Hayes acknowledges some of the oft-cited clichés about America and Europe, the former being slightly more hardcore and the latter a bit more family-centric. But he says these are over-simplifications that do not take into account real and very rapidly developing shifts in the market as defined by the consumer and by the way he or she is buying and playing the product.
Sonic is as good an example as any, of Sega’s attempts to grasp different consumers across different demographics and genres, while always keeping a global outlook and taking advantage of those all-important economies of scale.
Sonic’s role as an icon has taken it all over the place in terms of demographic placement – hip and happening to very young and cute right up to edgy and brash. Sega is taking a more moderate route now, following the Nintendo model of placing its icons into different gaming contexts in order to define them.
“It’s interesting that when Sonic first came out, it’s what the core gamers were playing, while Mario was a bouncing, toy-orientated character. But the world has moved on. Mario has been consistent for the past 20 years, providing the same value that it always did. Sonic has changed and that’s why we have to make sure that Sonic is aimed at the right audience through particular games.”
Sega hit big with Mario and Sonic at the Olympic Games and a Winter follow-up is due this autumn. But it’s also mining the character through retro activities on iPhone, casual and digital as well as standalone games and vehicles such as sports and racing titles. It’s a well-worn path that’s proven to point in the right direction.
But people love Sega because it has a history of taking risks, not just rehashing past glories. This year we’ve seen the likes of MadWorld, which despite positive reviews failed at retail, and, more successful, teen Wii shooter The Conduit which Hayes says has shipped 300,000 units worldwide and sold more than half that number.
He says: “Show me another new IP that has done those numbers, bearing in mind that the Wii market has been a little slow this summer. If you compare The Conduit with other core IP that’s been launched in the last two or three years it’s tracking well above.”
He says Sega will definitely return to tough-edged Wii games, despite MadWorld’s difficulties. “I don’t know why it didn’t sell so well.
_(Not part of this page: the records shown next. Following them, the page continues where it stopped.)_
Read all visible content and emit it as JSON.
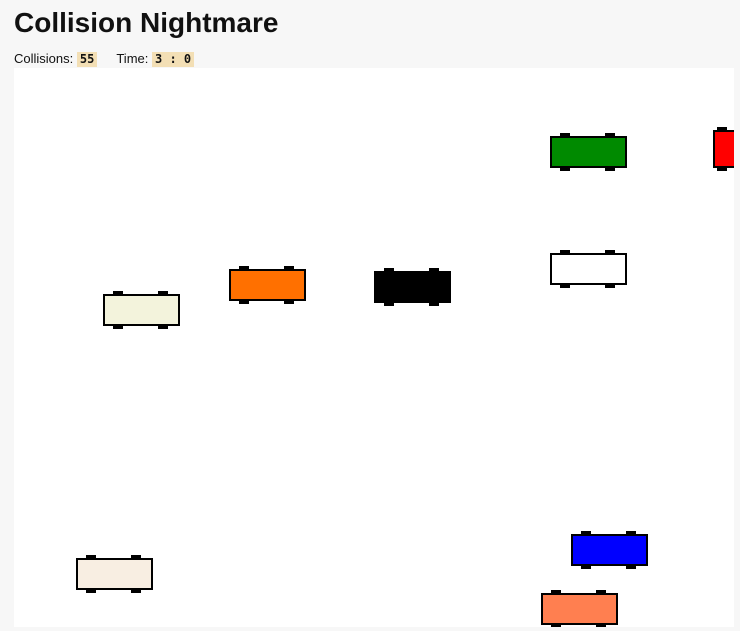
{
  "header": {
    "title": "Collision Nightmare",
    "collisions_label": "Collisions:",
    "collisions_value": "55",
    "time_label": "Time:",
    "time_value": "3 : 0"
  },
  "cars": [
    {
      "name": "car-green",
      "color": "#008a00"
    },
    {
      "name": "car-red",
      "color": "#ff0000"
    },
    {
      "name": "car-white",
      "color": "#ffffff"
    },
    {
      "name": "car-orange",
      "color": "#ff7000"
    },
    {
      "name": "car-black",
      "color": "#000000"
    },
    {
      "name": "car-beige",
      "color": "#f3f3dc"
    },
    {
      "name": "car-linen",
      "color": "#f8eee2"
    },
    {
      "name": "car-blue",
      "color": "#0000ff"
    },
    {
      "name": "car-coral",
      "color": "#ff7f50"
    }
  ]
}
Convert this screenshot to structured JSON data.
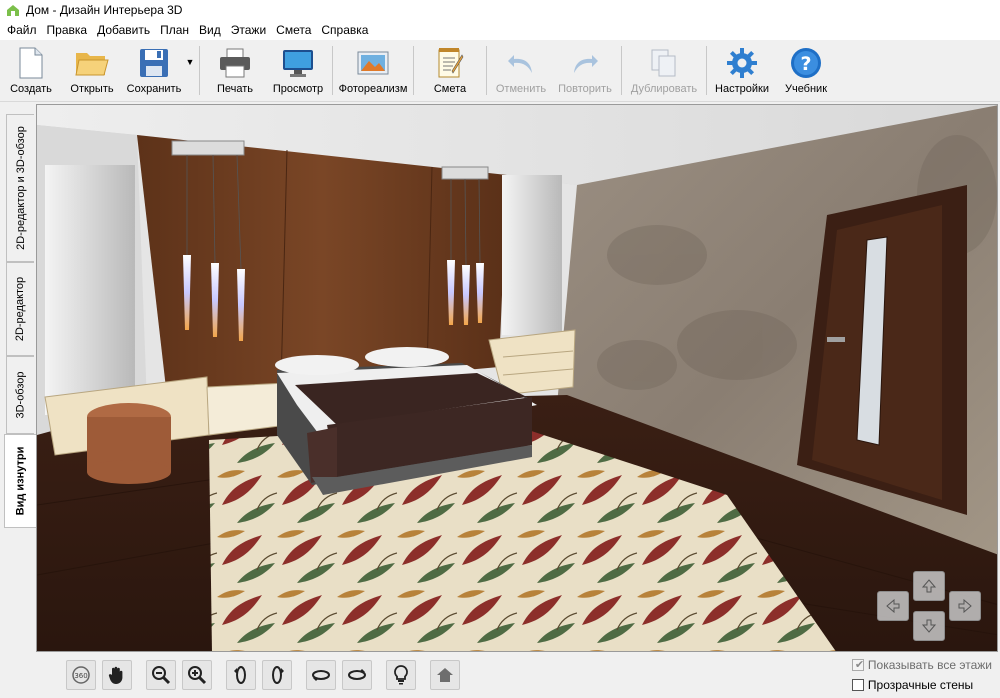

Perhaps it was the black and white graphics or the violence, but to argue that mature games don’t sell well on Wii just because we launched one that didn’t hit right away, would be arrogant. So we have other Teen and M titles that we will be launching on the Wii platform.”
Sega’s upcoming line-up also includes that Winter Olympics follow-up to Mario and Sonic (“I expect it to be top five this Holiday,” says Hayes.). There’s also Bourne-esque RPG Alpha Protocol, shooter Alien vs. Predator (both non-Japanese developments) and Bayonetta (from Japan), which has recently been moved from Q4 to Q1 2010.
Hayes says the line-up requires a concerted international effort. With rare exceptions (Football Manager Live or Daisy Fuentes), Sega games play equally well in the Americas as in Europe.
But Hayes says neither America nor Europe will get the upper hand in the corporate relationship: “As a rule of thumb if a game is being made in America the brand is controlled from America and if a game is being made in Europe the brand control is in Europe. If it’s being made in Japan we pre-agree who is going to own the brand. That works well for us.
“The amount of friction that exists is relatively minimal and because it’s a Japanese company – neither European nor American – the dominance of either one of those blocks to tell the other one what to do is not there.” A process, aided no doubt, by the same person running both blocks, shuttling between the very different neighbourhoods of Brentford, Middlesex and Potrero Hill, San Francisco.